Nagl is the president of the Center for a New American Security and a visiting professor in the war studies department at Kings College of London. He was a tank platoon commander in the Gulf War and received a doctorate as a Rhodes Scholar in Oxford University.
“To make war upon rebellion is messy and slow, like eating soup with a knife,” said Nagl, quoting L.E. Lawrence on counterinsurgency.
The history and fact of the British army in Malaysia and the U.S. army in the Vietnam War provided good lessons for the military, Nagl said. The two wars in the 20th century are classic cases of successful western counterinsurgency.
“We learned,” he said. “We figured out how to practice counterinsurgency effectively in Iraq. And we’re going to apply those principles in Afghanistan.”
The wars in Iraq and Afghanistan are likely the kind of wars the U.S. military has to fight in years to come, Nagl said. Everyone, from a soldier to a normal citizen, should know the process about what it takes to win against insurgency because it is the new trend of war. However, the U.S. military did not put enough effort in learning and researching about insurgency and how to deal with it before Afghanistan and Iraq. Thus, the U.S. military did not do well at first in both wars.

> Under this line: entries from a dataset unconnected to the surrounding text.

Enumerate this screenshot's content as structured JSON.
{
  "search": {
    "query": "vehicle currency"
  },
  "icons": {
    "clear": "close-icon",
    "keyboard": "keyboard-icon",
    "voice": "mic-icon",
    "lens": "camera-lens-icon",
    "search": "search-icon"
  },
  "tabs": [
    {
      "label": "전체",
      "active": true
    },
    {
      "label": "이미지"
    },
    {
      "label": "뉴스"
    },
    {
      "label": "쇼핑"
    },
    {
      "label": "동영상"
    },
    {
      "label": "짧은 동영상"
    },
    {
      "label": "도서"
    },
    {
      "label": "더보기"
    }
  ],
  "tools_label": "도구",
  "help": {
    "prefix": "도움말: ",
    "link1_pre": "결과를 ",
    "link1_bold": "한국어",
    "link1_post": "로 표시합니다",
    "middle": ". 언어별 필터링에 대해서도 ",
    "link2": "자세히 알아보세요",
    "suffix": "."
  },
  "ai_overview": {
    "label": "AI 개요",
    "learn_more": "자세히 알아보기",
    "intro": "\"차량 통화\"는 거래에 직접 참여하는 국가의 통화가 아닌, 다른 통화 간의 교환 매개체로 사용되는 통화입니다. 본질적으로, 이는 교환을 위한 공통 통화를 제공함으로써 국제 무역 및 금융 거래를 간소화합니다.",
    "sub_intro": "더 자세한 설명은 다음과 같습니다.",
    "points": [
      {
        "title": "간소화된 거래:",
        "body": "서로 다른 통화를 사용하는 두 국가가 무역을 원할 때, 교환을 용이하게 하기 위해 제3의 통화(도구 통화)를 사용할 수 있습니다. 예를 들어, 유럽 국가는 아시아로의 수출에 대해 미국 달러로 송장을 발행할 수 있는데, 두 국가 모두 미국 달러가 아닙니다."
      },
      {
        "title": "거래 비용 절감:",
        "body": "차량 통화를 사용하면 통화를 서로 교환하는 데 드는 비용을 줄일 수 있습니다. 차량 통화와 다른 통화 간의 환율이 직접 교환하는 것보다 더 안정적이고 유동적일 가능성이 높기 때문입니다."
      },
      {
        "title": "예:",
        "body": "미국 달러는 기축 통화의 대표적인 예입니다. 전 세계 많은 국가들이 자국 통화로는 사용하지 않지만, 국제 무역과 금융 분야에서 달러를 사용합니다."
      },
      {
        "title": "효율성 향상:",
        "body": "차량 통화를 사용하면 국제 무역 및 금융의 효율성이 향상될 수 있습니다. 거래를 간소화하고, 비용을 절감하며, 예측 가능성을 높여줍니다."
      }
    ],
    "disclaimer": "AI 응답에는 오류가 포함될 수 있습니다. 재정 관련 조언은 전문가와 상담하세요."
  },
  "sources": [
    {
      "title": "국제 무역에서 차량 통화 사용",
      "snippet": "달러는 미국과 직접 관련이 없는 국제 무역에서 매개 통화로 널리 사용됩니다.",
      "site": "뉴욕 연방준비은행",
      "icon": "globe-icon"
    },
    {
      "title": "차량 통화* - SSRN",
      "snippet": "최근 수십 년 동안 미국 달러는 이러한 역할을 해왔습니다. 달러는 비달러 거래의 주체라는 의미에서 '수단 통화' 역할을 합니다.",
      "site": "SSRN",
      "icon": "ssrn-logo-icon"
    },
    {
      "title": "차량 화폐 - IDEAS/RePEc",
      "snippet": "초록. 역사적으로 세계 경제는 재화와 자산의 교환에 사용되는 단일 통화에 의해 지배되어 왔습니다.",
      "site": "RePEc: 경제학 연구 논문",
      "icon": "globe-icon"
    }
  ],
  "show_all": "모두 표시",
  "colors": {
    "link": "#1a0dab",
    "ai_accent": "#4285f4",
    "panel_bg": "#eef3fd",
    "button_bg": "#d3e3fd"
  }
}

“If you wear the uniform of our nation, the worst thing someone can say about you is you are unprepared,” Nagl said. “The army has not been ready to do what the nation needed to do in a whole series of operations.”
Despite the fact the army was not prepared, it still can adapt and learn, Nagl said. An effective organization learning process can minimize gap and maximize the chance of successes.
“If they have a choice,” he said. “They choose to fight us not in these conventional armies but in insurgence and with terrorists.”
The strategy that can be used on counterinsurgency is minimize the number of people who are neutral or passively or actively support the insurgence. Moreover, the military also has to help build up the local security forces that they can stand on their own and protect their people, Nagl said.
“Ultimately, you try to change people’s mind,” he said. “You try to convince them that there are better futures by backing the coalition and the government.”
Nagl expressed his admiration and hope for this generation to take the government and military in fighting against insurgency in the future.
“We’ve come a long way,” Nagl said. “But we still have a long, long way to go. And it’s going to be your generation’s task to take us the rest of the way.”